THERE were 15 company insolvencies registered in Northern Ireland in December, government figures show.
It comprised 11 creditors’ voluntary liquidations (CVLs), two compulsory liquidations and two administrations. There were no receivership appointments.
The figure was 67 per cent higher than December 2021, but 53 per cent lower than December 2019.
Overall, numbers of registered company insolvencies have remained lower than pre-pandemic levels since the start of the first UK lockdown in March 2020.
Businesses in the hospitality and retail sectors are being seen as particularly at risk as the cost-of-living crisis has led to the biggest fall in real pay on record while the price of energy remains high.
Meanwhile there were 123 individual insolvencies in north last month, again well up (52 per cent) on the previous year but 12 per cent lower than December 2019.

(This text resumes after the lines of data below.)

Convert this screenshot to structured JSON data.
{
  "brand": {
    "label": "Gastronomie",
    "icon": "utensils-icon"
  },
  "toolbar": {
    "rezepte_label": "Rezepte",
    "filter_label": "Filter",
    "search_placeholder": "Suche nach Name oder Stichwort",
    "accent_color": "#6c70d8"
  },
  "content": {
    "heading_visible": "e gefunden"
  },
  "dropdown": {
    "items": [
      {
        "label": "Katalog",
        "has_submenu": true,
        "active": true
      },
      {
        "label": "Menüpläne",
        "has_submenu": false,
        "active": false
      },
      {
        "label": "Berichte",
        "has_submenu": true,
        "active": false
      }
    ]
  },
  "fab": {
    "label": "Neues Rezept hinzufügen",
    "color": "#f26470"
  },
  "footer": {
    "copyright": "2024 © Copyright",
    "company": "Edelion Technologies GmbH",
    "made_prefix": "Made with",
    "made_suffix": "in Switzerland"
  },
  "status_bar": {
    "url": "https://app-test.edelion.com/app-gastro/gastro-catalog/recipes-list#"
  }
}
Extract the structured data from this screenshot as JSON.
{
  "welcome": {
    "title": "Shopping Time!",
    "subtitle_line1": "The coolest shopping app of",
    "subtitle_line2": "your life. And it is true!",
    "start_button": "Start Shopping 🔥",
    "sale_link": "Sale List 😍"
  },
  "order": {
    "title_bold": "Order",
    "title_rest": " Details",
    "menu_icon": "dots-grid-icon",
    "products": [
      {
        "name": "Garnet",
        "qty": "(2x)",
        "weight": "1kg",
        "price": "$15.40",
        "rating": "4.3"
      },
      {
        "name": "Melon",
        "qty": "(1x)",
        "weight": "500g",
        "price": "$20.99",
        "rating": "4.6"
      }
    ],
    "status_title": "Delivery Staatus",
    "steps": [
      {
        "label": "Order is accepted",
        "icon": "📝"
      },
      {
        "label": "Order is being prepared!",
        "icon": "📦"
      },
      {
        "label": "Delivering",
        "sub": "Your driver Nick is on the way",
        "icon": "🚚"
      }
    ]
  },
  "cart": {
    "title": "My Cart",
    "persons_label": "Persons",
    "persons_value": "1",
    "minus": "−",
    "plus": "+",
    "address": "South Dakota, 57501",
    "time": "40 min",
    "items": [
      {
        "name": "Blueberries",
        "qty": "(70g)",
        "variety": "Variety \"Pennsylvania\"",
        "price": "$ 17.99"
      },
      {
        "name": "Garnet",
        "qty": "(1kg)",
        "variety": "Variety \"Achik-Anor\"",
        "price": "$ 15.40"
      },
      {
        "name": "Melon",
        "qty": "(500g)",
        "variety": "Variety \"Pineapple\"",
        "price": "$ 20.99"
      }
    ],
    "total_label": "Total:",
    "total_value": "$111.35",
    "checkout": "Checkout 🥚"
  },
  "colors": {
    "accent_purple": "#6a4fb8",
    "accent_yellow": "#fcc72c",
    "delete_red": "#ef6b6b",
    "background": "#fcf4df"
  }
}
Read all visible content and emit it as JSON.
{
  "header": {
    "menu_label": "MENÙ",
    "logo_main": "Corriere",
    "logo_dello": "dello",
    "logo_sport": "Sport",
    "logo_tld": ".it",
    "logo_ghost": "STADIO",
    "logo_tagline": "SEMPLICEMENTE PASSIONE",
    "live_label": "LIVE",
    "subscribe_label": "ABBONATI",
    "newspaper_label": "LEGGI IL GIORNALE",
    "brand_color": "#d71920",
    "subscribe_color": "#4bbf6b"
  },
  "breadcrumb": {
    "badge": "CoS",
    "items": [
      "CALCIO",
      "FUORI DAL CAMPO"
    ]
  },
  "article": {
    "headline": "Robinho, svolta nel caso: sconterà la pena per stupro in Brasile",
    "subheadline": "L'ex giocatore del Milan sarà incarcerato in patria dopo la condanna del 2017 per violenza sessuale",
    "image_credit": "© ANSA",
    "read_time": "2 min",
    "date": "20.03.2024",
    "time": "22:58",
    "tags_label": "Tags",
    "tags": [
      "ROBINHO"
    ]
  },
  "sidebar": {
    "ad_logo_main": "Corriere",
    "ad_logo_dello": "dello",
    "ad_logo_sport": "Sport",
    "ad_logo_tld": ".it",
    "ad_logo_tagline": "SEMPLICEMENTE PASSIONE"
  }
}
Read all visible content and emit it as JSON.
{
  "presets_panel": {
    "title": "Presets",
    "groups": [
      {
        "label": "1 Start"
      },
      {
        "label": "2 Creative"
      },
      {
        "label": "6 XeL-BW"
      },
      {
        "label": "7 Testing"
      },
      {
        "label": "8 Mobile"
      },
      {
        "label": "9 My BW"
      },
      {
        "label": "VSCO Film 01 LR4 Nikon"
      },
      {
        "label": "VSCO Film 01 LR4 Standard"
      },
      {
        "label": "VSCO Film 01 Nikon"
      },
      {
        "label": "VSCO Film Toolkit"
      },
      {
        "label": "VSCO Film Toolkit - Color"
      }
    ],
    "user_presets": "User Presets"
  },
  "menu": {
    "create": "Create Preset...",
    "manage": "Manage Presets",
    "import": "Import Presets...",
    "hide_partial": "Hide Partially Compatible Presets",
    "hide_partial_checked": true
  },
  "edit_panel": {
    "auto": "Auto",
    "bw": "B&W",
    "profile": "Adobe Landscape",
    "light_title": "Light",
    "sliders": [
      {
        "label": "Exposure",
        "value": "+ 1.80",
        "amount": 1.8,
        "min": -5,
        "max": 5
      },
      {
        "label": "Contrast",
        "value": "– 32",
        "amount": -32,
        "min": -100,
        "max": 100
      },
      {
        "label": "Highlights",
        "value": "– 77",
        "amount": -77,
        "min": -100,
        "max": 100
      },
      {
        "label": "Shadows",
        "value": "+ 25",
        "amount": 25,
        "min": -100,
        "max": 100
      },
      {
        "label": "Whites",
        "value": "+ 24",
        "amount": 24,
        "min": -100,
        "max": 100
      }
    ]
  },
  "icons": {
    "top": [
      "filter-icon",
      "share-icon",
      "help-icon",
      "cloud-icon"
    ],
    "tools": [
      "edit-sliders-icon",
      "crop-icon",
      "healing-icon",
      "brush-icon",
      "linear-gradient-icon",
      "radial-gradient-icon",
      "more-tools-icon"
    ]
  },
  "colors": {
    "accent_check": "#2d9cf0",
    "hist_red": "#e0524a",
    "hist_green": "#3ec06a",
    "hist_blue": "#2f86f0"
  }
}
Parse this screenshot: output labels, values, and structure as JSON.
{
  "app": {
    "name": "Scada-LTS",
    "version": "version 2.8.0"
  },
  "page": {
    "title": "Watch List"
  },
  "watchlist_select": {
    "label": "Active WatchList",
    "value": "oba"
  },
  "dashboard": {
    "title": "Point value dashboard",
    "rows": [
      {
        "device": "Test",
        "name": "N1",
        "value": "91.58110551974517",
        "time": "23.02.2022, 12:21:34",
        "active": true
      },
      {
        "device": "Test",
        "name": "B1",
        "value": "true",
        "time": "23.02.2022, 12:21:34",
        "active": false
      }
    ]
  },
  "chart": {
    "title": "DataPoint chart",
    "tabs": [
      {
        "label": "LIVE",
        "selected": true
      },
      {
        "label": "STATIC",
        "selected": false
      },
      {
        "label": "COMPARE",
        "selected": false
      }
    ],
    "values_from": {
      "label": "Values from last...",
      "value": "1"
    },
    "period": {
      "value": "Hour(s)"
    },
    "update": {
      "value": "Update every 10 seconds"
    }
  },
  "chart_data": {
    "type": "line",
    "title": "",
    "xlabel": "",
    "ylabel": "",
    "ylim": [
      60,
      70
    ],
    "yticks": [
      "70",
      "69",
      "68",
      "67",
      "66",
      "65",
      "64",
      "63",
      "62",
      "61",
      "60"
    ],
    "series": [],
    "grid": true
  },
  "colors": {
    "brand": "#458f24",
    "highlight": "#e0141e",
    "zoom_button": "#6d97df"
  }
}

That was broken down as 109 individual voluntary arrangements (IVAs), seven debt relief orders (DROs) and seven bankruptcies.
It comes as FTSE 100-listed credit score and data firm Experian said consumers' demand for borrowing has lifted, but that lenders have tightened lending criteria amid tougher economic conditions.
In the UK and Ireland, lenders are more keen to access its analytics tools - such as credit reports and scores - to determine customers' affordability and to get insights into cost-of-living impact and small businesses, Experian said.
But they have also introduced stricter lending criteria and reduced supply in some categories of credit, the firm said, indicating that lenders are wary of more customers falling into financial difficulty.